Work instruction: Return each line of the data below exactly, omitting any pictures.

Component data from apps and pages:
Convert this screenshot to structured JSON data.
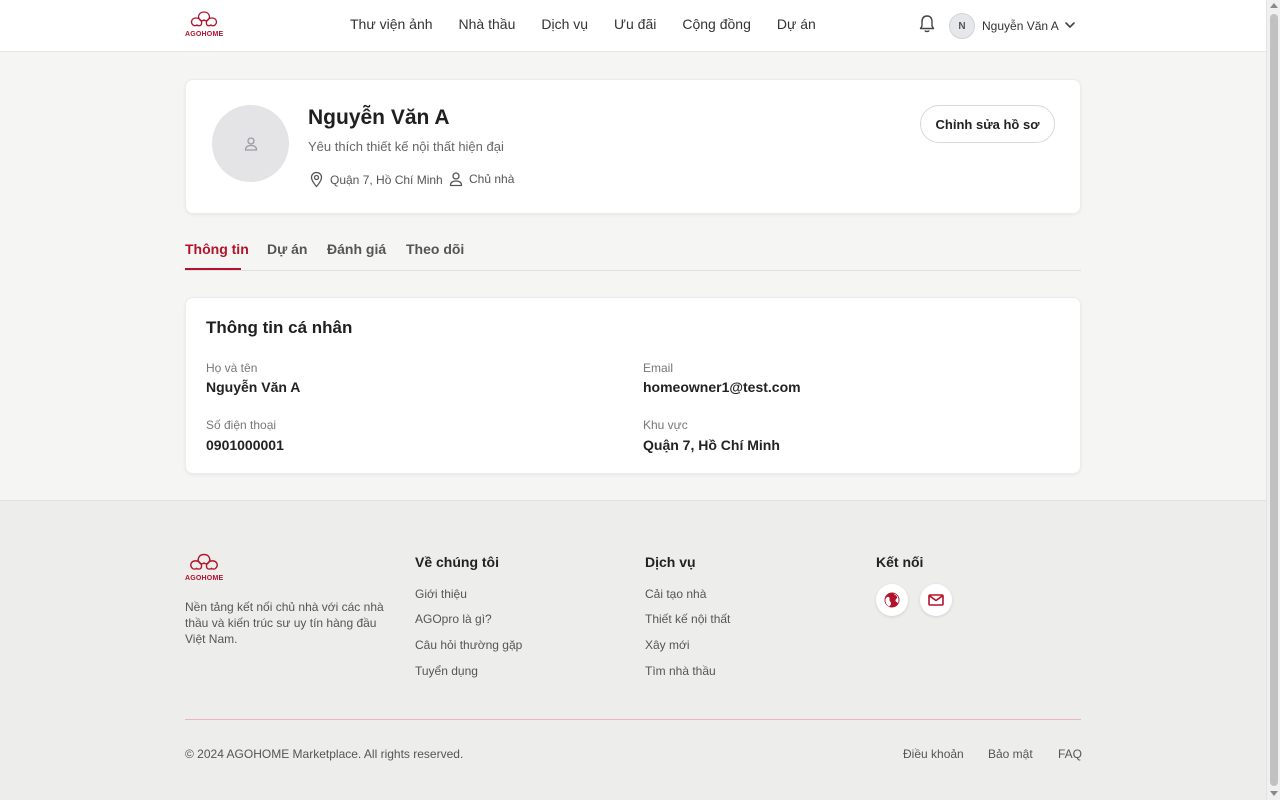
{
  "brand": {
    "name": "AGOHOME",
    "accent_color": "#b3122a"
  },
  "header": {
    "nav": [
      "Thư viện ảnh",
      "Nhà thầu",
      "Dịch vụ",
      "Ưu đãi",
      "Cộng đồng",
      "Dự án"
    ],
    "notification_icon": "bell-icon",
    "user": {
      "initial": "N",
      "name": "Nguyễn Văn A",
      "dropdown_icon": "chevron-down-icon"
    }
  },
  "profile": {
    "name": "Nguyễn Văn A",
    "bio": "Yêu thích thiết kế nội thất hiện đại",
    "location": "Quận 7, Hồ Chí Minh",
    "role": "Chủ nhà",
    "edit_label": "Chỉnh sửa hồ sơ"
  },
  "tabs": {
    "items": [
      "Thông tin",
      "Dự án",
      "Đánh giá",
      "Theo dõi"
    ],
    "active": "Thông tin"
  },
  "personal_info": {
    "title": "Thông tin cá nhân",
    "fields": [
      {
        "label": "Họ và tên",
        "value": "Nguyễn Văn A"
      },
      {
        "label": "Email",
        "value": "homeowner1@test.com"
      },
      {
        "label": "Số điện thoại",
        "value": "0901000001"
      },
      {
        "label": "Khu vực",
        "value": "Quận 7, Hồ Chí Minh"
      }
    ]
  },
  "footer": {
    "description": "Nền tảng kết nối chủ nhà với các nhà thầu và kiến trúc sư uy tín hàng đầu Việt Nam.",
    "columns": [
      {
        "title": "Về chúng tôi",
        "links": [
          "Giới thiệu",
          "AGOpro là gì?",
          "Câu hỏi thường gặp",
          "Tuyển dụng"
        ]
      },
      {
        "title": "Dịch vụ",
        "links": [
          "Cải tạo nhà",
          "Thiết kế nội thất",
          "Xây mới",
          "Tìm nhà thầu"
        ]
      },
      {
        "title": "Kết nối",
        "icons": [
          "globe-icon",
          "mail-icon"
        ]
      }
    ],
    "copyright": "© 2024 AGOHOME Marketplace. All rights reserved.",
    "legal_links": [
      "Điều khoản",
      "Bảo mật",
      "FAQ"
    ]
  }
}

Response area:
Convert this screenshot to structured JSON data.
{
  "brand": {
    "name": "AGOHOME",
    "accent_color": "#b3122a"
  },
  "header": {
    "nav": [
      "Thư viện ảnh",
      "Nhà thầu",
      "Dịch vụ",
      "Ưu đãi",
      "Cộng đồng",
      "Dự án"
    ],
    "notification_icon": "bell-icon",
    "user": {
      "initial": "N",
      "name": "Nguyễn Văn A",
      "dropdown_icon": "chevron-down-icon"
    }
  },
  "profile": {
    "name": "Nguyễn Văn A",
    "bio": "Yêu thích thiết kế nội thất hiện đại",
    "location": "Quận 7, Hồ Chí Minh",
    "role": "Chủ nhà",
    "edit_label": "Chỉnh sửa hồ sơ"
  },
  "tabs": {
    "items": [
      "Thông tin",
      "Dự án",
      "Đánh giá",
      "Theo dõi"
    ],
    "active": "Thông tin"
  },
  "personal_info": {
    "title": "Thông tin cá nhân",
    "fields": [
      {
        "label": "Họ và tên",
        "value": "Nguyễn Văn A"
      },
      {
        "label": "Email",
        "value": "homeowner1@test.com"
      },
      {
        "label": "Số điện thoại",
        "value": "0901000001"
      },
      {
        "label": "Khu vực",
        "value": "Quận 7, Hồ Chí Minh"
      }
    ]
  },
  "footer": {
    "description": "Nền tảng kết nối chủ nhà với các nhà thầu và kiến trúc sư uy tín hàng đầu Việt Nam.",
    "columns": [
      {
        "title": "Về chúng tôi",
        "links": [
          "Giới thiệu",
          "AGOpro là gì?",
          "Câu hỏi thường gặp",
          "Tuyển dụng"
        ]
      },
      {
        "title": "Dịch vụ",
        "links": [
          "Cải tạo nhà",
          "Thiết kế nội thất",
          "Xây mới",
          "Tìm nhà thầu"
        ]
      },
      {
        "title": "Kết nối",
        "icons": [
          "globe-icon",
          "mail-icon"
        ]
      }
    ],
    "copyright": "© 2024 AGOHOME Marketplace. All rights reserved.",
    "legal_links": [
      "Điều khoản",
      "Bảo mật",
      "FAQ"
    ]
  }
}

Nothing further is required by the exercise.